In Joss Whedon’s TV series Buffy the Vampire Slayer, it became a running joke that most people had no idea what undead mayhem was being wrought around them. Vampires, demons and other things which went bump in the night swarmed around the town of Sunnydale, which was itself on a supernatural ‘Hellmouth’, yet the vast majority of its populace continued in stubborn denial of the very real creatures of myth all around them. The longer the show continued, however, the more untenable this contrivance became; by the time the same team brought us a spin-off, Angel, the notion that most people didn’t know there were werewolves living nextdoor seemed absurd. The shrug of an explanation that “people see what they want to see” sounded more and more hollow; nevertheless, the viewer managed – just – to maintain a suspension of disbelief.
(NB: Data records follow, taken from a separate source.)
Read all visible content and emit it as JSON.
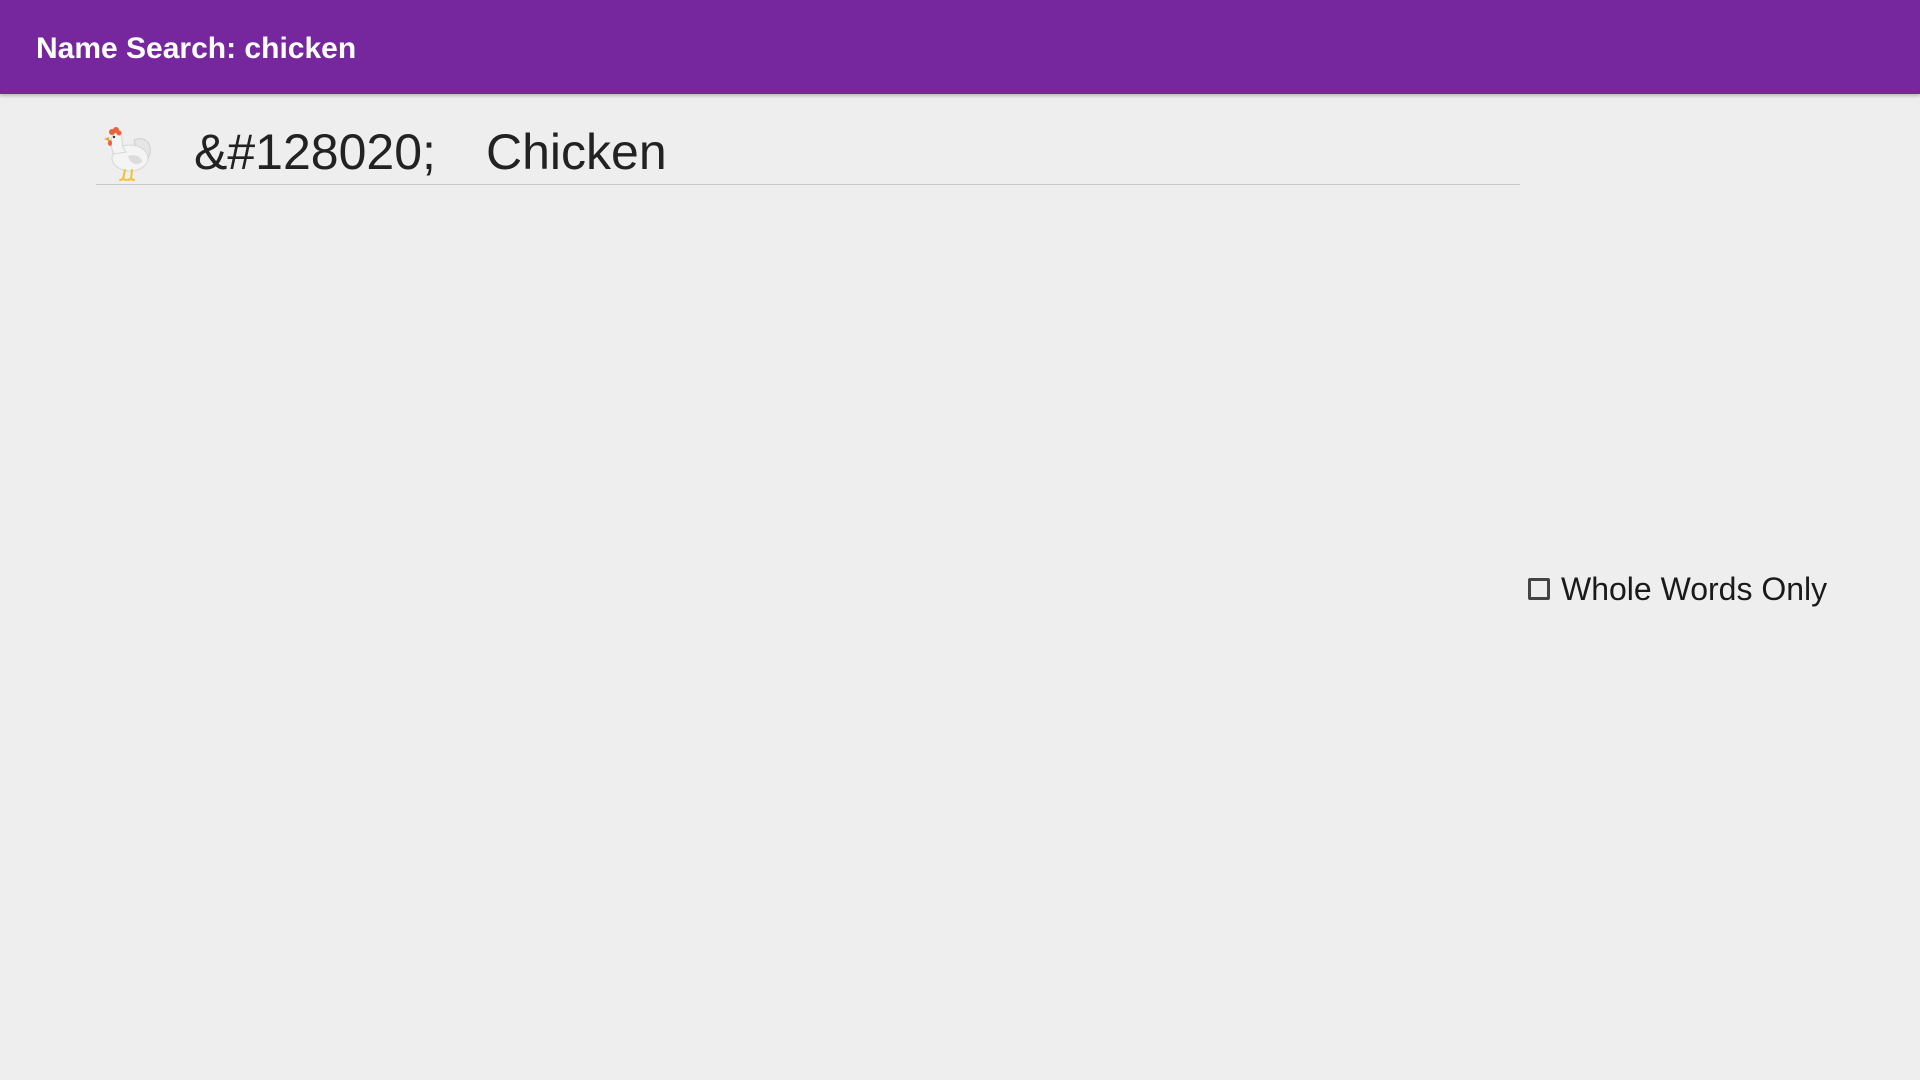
{
  "app_bar": {
    "title": "Name Search: chicken",
    "color": "#77279d"
  },
  "results": [
    {
      "icon": "chicken-emoji-icon",
      "code": "&#128020;",
      "name": "Chicken"
    }
  ],
  "options": {
    "whole_words_label": "Whole Words Only",
    "whole_words_checked": false
  }
}
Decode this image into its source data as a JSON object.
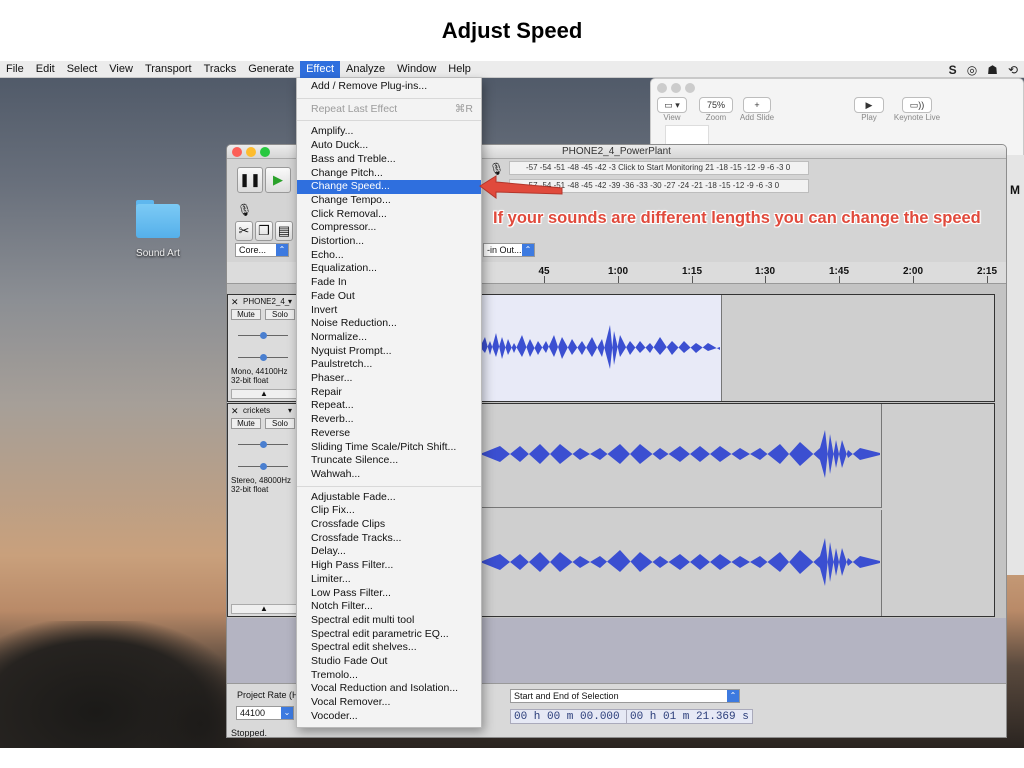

If at some point they could no longer, they simply had to stop watching.
Science fiction of course relies on the suspension of disbelief: like any fantasy, it thrives upon convincing its followers to abandon not just their natural scepticism, but the very way they see the world. “Good SF does not necessarily traffic in reality,” wrote Brian Aldiss and David Wingrove in their Trillion Year Spree. All fiction, to one extent or another, asks us to imagine what might be; science fiction and fantasy in particular, however, ask us to accept a reconstitution of our universe. Whedon’s shows succeeded in this most fundamental of tricks – just barely, perhaps, but that’s all that matters.
Yellow Blue Tibia, by Adam Roberts
In his latest novel, Yellow Blue Tibia, Adam Roberts chooses to grapple with these twin questions – SF’s ability to imagine new realities, and humankind’s ability to choose what and what not to believe. Indeed, Roberts’s narrator, Konstantin Svorecky, is a Soviet science fiction writer who is asked in 1946, along with five others and by none other than Stalin himself, to create an alien invasion narrative in which the Russian people could believe. This risks addressing wider issues through the prism of science-fiction-the-genre, a particular in-jokey tendency of SF of which I am a noted detractor.
Roberts is too clever a writer to fall foul of the fanboy’s error, however. His last novel, Swiftly, was an erudite and experimental look at what it might mean if Gulliver’s Travels had been true. I liked it quite a bit, and though the book has its critics, I found it in fact grew on me the more I turned it over in the light. Yellow Blue Tibia is in some ways a less adventurous novel: structurally and stylistically, it plays far fewer games with one’s expectations, and stretches the form much less. Nevertheless, it is a very smart – and often very funny – yarn. It has received rightly glowing reviews.
The novel is in part an attempt, as Roberts says in his author’s note, “to suggest a way of reconciling the two seemingly contradictory facts about UFOs: that, on the one hand, they have touched the lives of many millions of people, often directly; and that, on the other, that [sic] they clearly don’t exist.” It is, however, a far lighter read than that suggests. It is, in many ways, a farce – after all, what is farce but people failing to see what is right in front of their noses? Throughout the novel, Roberts plays up this tension between what we can conceive may be real and what we choose to believe is not, widening out the UFO theme. “Your disbelief is stubborn,” one character remarks of the habitually ironical narrator. “Disbelief can be like belief in that respect.”
Far from feeling inward-looking, this folding-in of its broader concern and its chosen generic sandpit renders the book a rather perfectly formed little gem; Communism, Scientology and the power of personality to suggest are all allowed to stand beyond science fiction and literature, but are all seen somehow to share a similarity in their relationship to how humans conceive the world. “Imaginative revolution,” Svorecky terms this notion that a person may be capable of thinking a thing into being, before adding, “Naturally such rhetoric appeals to a creative writer.”
This commendable archness keeps the novel at arm’s distance from pretension. It is aware of its own absurdity, and it regularly milks it to glorious comic effect. At the same time, and as suggested above, this farcical bent is used to bolster the novel’s thesis (and its antithesis, and its synthesis). The taxi driver Saltykov is a just-the-right-side-of-tasteful comic foil with the world-forming obssessions of the Aspie; there is surely a satire of SF fan connventions at work in the hilarious scene set at a UFOlogist get-together, in which everyone has their pet theory but no one has a clue; Skvorecky’s own ironic tone naturally infuses the narrative, and at one point is accused of being too indirect to take anything seriously, instead choosing to “exist in a haze of possible paths.”
Ultimately, then, this is a novel at home with the proliferation of quantum theory, interested in the idea that every event “happens in more than one way […] spreading into a complex delta-basin of alternate realities.” This sort of verbiage is the deadening stuff of SF, and one character is forgiveably despairing about the whole complicated business, summarising the objections of a thousand confused readers succinctly enough with a simple, “Fucking Copenhagen.” Just so. With its humour and intelligence, Yellow Blue Tibia is no precious, wordy text book. It is, and this with some élan, a wryly eloquent – and at times deeply allusive – work about the human imagination. Roberts just gets better and better.
In short? Well worth suspending your disbelief for.